How about another example. I was sitting with the operator, and a discussion was going on about the phone bills. I said, “What phone bills?” … and then caught myself and shut up. In the years that the operator had been running the garage, I had never paid a phone bill. I knew we had three phone lines (credit card machine, fax, phone) and they were all working. The managers in the room looked puzzled. It will be interesting to see if we get billed, and even back-billed, for our telecommunication service.
So, once again, someone was paying the phone bills, but it wasn’t us. They were in the name of the operator, so they were paying them. But who was being charged for that service? It was nearly $300 a month, $3,600 a year.
I review the monthly statement carefully each month. I check every invoice that is paid and ensure that it is, in fact, an invoice for our garage. I am diligent. What about most garages where the owner seldom looks at the monthly statement? How often are charges, big charges, sent through, approved automatically, paid, but never compared with actual on-the-ground usage?
These are cases of paperwork not being properly handled, of charges inadvertently going to the wrong place. But they can mean a lot of money to you. In a word, check your monthly statement – every month, and carefully. It’s time well spent.
What are your staffing plans for holidays? I went in on Labor Day and found an entire contingent on-site and working. Well, at least on-site. They weren’t working, because the garage had about 10% of its normal occupancy. We could have done with six fewer staff for that day.

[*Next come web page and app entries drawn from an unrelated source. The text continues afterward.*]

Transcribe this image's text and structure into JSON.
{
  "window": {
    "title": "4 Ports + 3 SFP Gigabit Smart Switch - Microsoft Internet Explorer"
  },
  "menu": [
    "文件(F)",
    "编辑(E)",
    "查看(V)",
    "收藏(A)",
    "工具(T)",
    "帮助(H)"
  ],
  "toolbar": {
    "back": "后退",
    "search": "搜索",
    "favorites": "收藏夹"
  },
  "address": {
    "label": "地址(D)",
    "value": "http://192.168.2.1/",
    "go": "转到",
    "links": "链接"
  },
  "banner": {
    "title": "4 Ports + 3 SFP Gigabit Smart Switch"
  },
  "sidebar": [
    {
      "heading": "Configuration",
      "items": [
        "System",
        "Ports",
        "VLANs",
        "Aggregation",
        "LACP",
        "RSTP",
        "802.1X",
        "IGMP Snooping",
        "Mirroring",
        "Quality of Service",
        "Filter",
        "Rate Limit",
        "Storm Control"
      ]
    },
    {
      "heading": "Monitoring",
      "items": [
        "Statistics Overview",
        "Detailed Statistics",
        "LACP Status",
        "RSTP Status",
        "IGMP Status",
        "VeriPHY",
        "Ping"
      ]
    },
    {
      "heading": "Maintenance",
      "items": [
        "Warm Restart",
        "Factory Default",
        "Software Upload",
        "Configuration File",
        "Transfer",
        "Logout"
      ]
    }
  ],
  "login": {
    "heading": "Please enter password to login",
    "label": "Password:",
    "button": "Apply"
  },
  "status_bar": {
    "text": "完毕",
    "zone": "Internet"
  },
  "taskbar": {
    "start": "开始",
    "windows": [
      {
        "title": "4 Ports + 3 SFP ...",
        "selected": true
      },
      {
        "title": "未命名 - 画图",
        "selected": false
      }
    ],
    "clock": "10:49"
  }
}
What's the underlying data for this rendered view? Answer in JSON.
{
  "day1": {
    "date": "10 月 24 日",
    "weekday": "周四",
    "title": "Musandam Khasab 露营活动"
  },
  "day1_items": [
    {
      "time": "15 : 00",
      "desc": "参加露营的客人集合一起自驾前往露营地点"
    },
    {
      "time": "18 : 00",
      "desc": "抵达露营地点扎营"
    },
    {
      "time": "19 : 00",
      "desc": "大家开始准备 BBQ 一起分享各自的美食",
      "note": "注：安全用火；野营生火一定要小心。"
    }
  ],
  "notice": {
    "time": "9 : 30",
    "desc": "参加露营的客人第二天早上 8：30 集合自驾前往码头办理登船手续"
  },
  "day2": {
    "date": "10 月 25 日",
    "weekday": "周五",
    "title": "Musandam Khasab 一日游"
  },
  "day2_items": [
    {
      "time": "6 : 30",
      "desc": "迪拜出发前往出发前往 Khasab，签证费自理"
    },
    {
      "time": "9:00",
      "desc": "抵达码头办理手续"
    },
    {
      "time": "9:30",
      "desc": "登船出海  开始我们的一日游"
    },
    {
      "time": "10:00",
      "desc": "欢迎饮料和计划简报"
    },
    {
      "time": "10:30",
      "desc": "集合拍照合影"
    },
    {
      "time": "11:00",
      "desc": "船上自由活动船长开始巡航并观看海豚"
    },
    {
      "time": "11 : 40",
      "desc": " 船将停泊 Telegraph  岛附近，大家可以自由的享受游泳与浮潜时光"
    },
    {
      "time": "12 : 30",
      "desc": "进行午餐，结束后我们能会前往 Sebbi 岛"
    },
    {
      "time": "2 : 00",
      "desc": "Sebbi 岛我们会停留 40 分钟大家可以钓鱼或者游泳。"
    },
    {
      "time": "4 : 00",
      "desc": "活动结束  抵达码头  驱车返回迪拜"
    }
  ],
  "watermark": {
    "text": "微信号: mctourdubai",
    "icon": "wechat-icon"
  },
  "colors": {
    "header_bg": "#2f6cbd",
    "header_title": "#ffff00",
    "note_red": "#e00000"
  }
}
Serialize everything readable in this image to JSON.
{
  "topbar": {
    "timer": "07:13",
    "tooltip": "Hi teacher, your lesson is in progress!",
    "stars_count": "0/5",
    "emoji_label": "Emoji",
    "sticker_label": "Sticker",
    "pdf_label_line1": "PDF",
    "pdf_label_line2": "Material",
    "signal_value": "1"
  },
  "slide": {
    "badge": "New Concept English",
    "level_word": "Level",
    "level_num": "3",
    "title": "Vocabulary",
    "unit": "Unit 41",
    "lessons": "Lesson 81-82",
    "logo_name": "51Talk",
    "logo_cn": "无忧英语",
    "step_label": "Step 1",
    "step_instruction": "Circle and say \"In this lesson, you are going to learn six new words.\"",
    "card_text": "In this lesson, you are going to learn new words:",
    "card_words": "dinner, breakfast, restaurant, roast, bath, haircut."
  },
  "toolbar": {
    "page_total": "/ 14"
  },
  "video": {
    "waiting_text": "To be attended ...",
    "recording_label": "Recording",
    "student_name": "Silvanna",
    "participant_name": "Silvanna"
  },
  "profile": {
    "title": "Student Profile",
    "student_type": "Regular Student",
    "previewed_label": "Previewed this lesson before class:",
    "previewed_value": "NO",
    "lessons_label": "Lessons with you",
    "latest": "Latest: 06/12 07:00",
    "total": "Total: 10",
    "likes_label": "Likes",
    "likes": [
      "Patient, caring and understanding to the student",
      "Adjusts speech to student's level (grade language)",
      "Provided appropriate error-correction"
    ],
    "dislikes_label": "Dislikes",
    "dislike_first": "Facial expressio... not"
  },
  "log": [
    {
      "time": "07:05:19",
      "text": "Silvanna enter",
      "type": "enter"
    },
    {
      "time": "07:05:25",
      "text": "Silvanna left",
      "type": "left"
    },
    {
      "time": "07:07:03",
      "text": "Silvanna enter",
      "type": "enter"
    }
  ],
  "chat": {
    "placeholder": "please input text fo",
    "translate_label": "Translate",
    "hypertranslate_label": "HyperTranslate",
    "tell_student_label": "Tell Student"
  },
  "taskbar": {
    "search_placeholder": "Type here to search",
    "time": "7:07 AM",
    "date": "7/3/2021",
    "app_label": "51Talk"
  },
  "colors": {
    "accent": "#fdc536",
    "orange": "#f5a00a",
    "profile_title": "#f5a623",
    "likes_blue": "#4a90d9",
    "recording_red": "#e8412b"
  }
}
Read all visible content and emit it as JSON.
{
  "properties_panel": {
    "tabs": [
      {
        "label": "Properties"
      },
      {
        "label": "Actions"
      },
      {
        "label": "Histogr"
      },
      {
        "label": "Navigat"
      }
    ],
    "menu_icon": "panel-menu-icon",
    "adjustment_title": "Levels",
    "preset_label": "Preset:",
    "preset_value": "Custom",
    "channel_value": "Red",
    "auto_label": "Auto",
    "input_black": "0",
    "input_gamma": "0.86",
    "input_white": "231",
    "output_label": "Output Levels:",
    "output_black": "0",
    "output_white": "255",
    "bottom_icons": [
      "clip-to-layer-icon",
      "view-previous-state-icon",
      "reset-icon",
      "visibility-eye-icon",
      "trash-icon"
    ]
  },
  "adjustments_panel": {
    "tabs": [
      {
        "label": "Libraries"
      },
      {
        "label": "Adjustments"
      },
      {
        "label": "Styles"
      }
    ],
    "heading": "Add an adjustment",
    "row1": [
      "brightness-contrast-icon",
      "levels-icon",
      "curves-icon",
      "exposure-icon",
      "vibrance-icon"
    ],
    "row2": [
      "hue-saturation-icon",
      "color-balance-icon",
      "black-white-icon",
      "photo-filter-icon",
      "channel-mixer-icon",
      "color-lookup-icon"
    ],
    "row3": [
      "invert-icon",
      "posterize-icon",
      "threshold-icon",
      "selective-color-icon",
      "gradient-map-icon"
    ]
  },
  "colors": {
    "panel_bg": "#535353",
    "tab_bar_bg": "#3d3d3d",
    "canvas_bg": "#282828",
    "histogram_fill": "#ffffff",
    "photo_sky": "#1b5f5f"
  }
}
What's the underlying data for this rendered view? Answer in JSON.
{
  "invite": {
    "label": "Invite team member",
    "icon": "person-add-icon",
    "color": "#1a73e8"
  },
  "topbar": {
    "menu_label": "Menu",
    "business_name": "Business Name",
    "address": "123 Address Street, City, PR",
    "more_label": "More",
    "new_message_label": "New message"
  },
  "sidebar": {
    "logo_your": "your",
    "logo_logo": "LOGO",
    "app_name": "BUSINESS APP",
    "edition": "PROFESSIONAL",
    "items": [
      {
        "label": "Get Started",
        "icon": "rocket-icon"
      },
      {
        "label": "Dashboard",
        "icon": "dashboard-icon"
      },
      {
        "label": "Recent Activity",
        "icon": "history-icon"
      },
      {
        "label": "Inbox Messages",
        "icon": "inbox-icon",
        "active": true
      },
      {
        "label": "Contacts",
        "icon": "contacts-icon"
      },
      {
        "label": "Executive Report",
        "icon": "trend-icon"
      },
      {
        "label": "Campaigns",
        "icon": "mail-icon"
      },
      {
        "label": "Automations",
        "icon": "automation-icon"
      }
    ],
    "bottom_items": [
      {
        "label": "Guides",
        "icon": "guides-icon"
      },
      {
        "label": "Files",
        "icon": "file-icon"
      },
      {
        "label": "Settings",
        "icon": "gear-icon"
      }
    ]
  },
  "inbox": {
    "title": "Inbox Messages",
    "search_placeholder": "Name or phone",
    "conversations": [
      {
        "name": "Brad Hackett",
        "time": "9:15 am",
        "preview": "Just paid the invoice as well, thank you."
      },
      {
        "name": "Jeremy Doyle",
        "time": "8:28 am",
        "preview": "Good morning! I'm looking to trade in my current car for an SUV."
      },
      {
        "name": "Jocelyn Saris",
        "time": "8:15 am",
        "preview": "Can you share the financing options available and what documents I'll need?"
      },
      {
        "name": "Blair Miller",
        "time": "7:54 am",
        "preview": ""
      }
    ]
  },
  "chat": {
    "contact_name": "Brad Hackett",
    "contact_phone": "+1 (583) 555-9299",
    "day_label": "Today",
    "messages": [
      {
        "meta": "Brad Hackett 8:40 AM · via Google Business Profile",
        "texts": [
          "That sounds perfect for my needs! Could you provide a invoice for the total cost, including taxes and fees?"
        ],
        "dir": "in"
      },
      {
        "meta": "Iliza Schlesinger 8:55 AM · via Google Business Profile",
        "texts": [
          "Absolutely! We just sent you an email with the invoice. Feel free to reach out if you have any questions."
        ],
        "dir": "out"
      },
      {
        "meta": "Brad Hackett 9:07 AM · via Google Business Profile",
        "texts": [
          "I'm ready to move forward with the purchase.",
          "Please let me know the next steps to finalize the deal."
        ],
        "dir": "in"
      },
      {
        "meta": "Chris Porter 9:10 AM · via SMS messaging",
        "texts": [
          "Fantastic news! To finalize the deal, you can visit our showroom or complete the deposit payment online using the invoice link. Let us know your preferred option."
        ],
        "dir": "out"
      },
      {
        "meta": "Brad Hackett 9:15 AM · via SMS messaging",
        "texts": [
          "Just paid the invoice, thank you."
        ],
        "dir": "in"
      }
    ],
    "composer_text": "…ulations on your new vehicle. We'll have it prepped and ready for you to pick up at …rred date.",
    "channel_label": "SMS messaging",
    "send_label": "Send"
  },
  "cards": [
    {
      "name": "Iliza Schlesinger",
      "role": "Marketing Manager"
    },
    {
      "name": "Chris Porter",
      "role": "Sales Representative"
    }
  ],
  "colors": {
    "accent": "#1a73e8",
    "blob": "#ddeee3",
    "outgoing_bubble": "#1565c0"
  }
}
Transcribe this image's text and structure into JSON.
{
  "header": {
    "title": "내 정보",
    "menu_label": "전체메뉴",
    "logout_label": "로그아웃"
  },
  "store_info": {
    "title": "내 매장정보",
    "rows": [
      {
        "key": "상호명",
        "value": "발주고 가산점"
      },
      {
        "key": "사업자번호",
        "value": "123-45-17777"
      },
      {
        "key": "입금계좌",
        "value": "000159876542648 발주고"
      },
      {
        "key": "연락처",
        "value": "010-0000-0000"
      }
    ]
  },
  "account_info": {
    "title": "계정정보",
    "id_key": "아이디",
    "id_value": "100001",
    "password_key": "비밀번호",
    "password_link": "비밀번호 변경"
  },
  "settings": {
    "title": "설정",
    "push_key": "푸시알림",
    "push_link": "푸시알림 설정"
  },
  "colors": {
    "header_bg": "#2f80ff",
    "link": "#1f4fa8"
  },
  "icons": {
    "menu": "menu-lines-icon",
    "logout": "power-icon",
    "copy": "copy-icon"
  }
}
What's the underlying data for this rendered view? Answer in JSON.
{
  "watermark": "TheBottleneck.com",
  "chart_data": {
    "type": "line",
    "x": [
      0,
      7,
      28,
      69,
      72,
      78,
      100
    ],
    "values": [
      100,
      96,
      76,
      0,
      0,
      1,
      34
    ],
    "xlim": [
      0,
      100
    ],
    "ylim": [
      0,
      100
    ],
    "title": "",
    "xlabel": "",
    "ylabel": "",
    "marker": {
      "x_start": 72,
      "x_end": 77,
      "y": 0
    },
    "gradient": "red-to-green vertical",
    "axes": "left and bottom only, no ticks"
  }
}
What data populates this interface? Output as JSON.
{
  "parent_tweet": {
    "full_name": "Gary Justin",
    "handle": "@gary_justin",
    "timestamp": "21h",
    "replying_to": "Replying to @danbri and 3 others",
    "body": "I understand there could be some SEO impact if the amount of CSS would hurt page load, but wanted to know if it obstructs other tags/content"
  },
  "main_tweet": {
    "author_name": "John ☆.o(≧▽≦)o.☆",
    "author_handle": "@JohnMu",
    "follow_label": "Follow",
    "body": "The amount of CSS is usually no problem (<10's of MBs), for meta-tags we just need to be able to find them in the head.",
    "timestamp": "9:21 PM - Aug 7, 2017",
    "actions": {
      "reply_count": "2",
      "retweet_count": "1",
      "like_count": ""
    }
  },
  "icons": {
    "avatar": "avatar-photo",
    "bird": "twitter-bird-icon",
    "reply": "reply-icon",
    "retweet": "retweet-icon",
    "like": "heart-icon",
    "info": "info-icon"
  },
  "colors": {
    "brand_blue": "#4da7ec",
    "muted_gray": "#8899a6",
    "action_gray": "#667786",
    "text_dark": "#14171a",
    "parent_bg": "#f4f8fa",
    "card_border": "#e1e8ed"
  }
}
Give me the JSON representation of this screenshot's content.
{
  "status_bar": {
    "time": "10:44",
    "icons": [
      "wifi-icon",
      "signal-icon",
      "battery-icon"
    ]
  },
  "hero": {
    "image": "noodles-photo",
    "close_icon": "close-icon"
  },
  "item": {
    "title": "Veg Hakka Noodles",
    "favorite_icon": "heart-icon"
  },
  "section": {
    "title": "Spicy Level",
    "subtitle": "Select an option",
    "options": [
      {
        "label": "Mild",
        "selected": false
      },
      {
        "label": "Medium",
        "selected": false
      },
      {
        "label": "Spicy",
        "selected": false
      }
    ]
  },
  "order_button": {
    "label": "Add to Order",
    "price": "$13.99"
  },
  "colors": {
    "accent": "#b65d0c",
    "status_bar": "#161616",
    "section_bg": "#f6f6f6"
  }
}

First, I said, well, as long as they are here, let’s scrub the floors or paint a wall. Can’t do that – have to check with the union. Sigh …OK, let’s send them home – same answer. So we pay them and they do nothing.
Plan your staff allotments well in advance. Take holidays into consideration. Be sure that when you have staff on-site, there is work for them to do.
Oh yes, the problem mentioned above does work in reverse.
We had a shift supervisor transfer out, and his paperwork didn’t catch up for a month. I noticed that we had been charged for his time for four weeks, even though he had been long gone. They credited the 160 hours, but then I asked for taxes, FICA, health insurance and the rest. It was a lot of money.
I will always wonder if the garage that he moved to had been invoiced for his time that month. And if so, did the operator get twice the money; or if not, none of it?
Parking is a cash-rich environment. Large amounts are being deposited daily into operators’ accounts and owners’ accounts. Often we look at the income, and neglect to oversee the expenses. And by “we,” I mean both the owner and the operator.
Article Abstract from October, 2010